:: SUPPLIED RECORDS

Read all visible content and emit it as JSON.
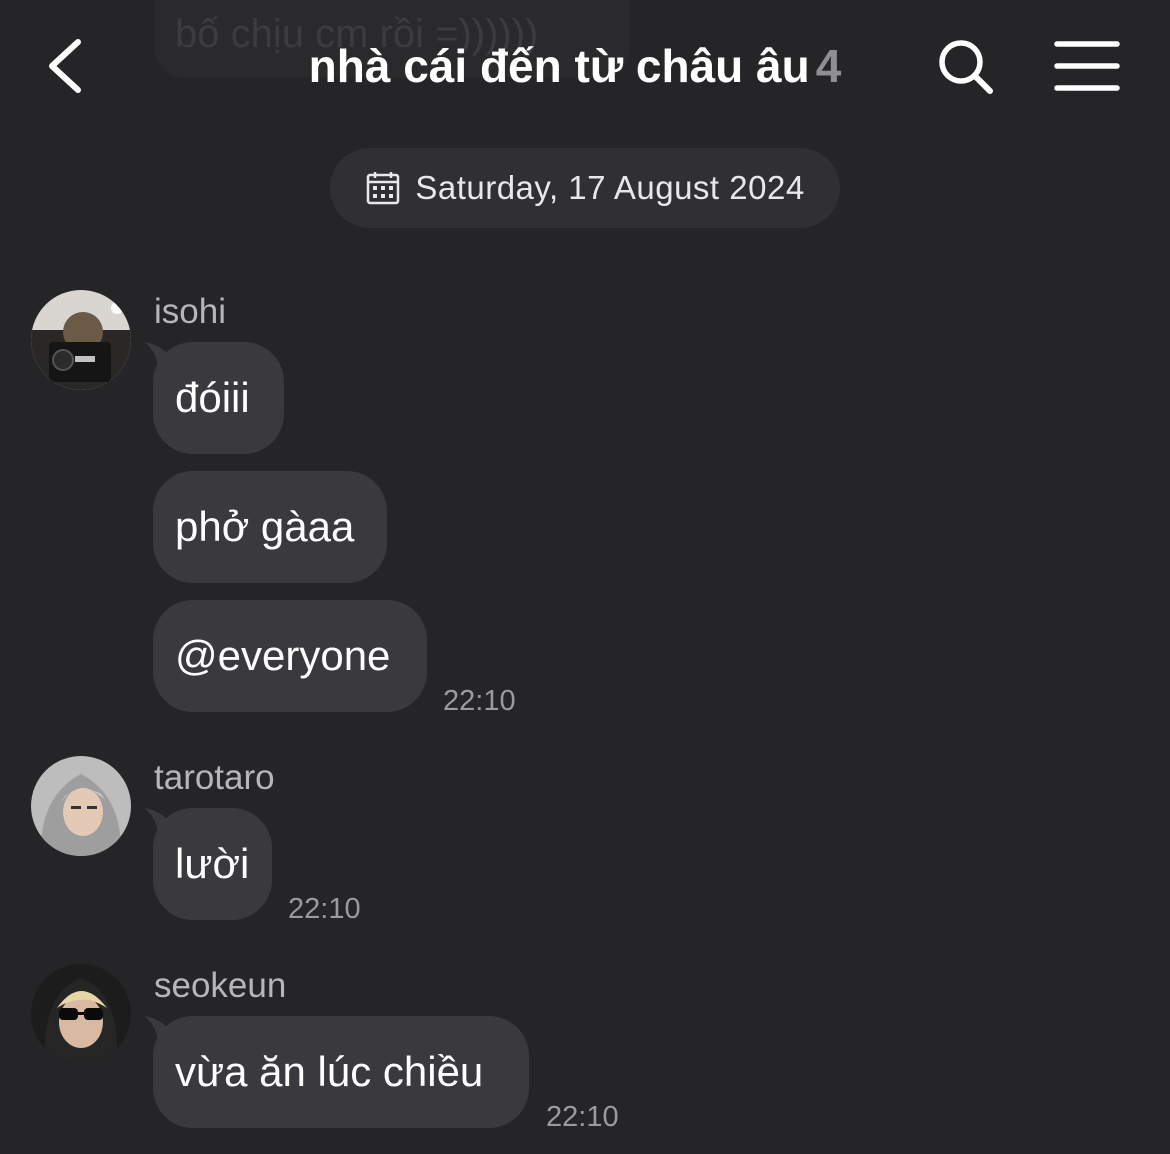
{
  "background_message": {
    "text": "bố chịu cm rồi =))))))"
  },
  "header": {
    "back_icon": "chevron-left-icon",
    "title": "nhà cái đến từ châu âu",
    "member_count": "4",
    "search_icon": "search-icon",
    "menu_icon": "hamburger-menu-icon"
  },
  "date_divider": {
    "icon": "calendar-icon",
    "label": "Saturday, 17 August 2024"
  },
  "messages": [
    {
      "sender": "isohi",
      "bubbles": [
        "đóiii",
        "phở gàaa",
        "@everyone"
      ],
      "time": "22:10"
    },
    {
      "sender": "tarotaro",
      "bubbles": [
        "lười"
      ],
      "time": "22:10"
    },
    {
      "sender": "seokeun",
      "bubbles": [
        "vừa ăn lúc chiều"
      ],
      "time": "22:10"
    }
  ],
  "colors": {
    "background": "#252528",
    "bubble": "#3a3a3e",
    "pill": "#303034",
    "secondary_text": "#9a9aa0"
  }
}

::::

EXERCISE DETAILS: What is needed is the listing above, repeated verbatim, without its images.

TASK OUTPUT:
Read all visible content and emit it as JSON.
{
  "background_message": {
    "text": "bố chịu cm rồi =))))))"
  },
  "header": {
    "back_icon": "chevron-left-icon",
    "title": "nhà cái đến từ châu âu",
    "member_count": "4",
    "search_icon": "search-icon",
    "menu_icon": "hamburger-menu-icon"
  },
  "date_divider": {
    "icon": "calendar-icon",
    "label": "Saturday, 17 August 2024"
  },
  "messages": [
    {
      "sender": "isohi",
      "bubbles": [
        "đóiii",
        "phở gàaa",
        "@everyone"
      ],
      "time": "22:10"
    },
    {
      "sender": "tarotaro",
      "bubbles": [
        "lười"
      ],
      "time": "22:10"
    },
    {
      "sender": "seokeun",
      "bubbles": [
        "vừa ăn lúc chiều"
      ],
      "time": "22:10"
    }
  ],
  "colors": {
    "background": "#252528",
    "bubble": "#3a3a3e",
    "pill": "#303034",
    "secondary_text": "#9a9aa0"
  }
}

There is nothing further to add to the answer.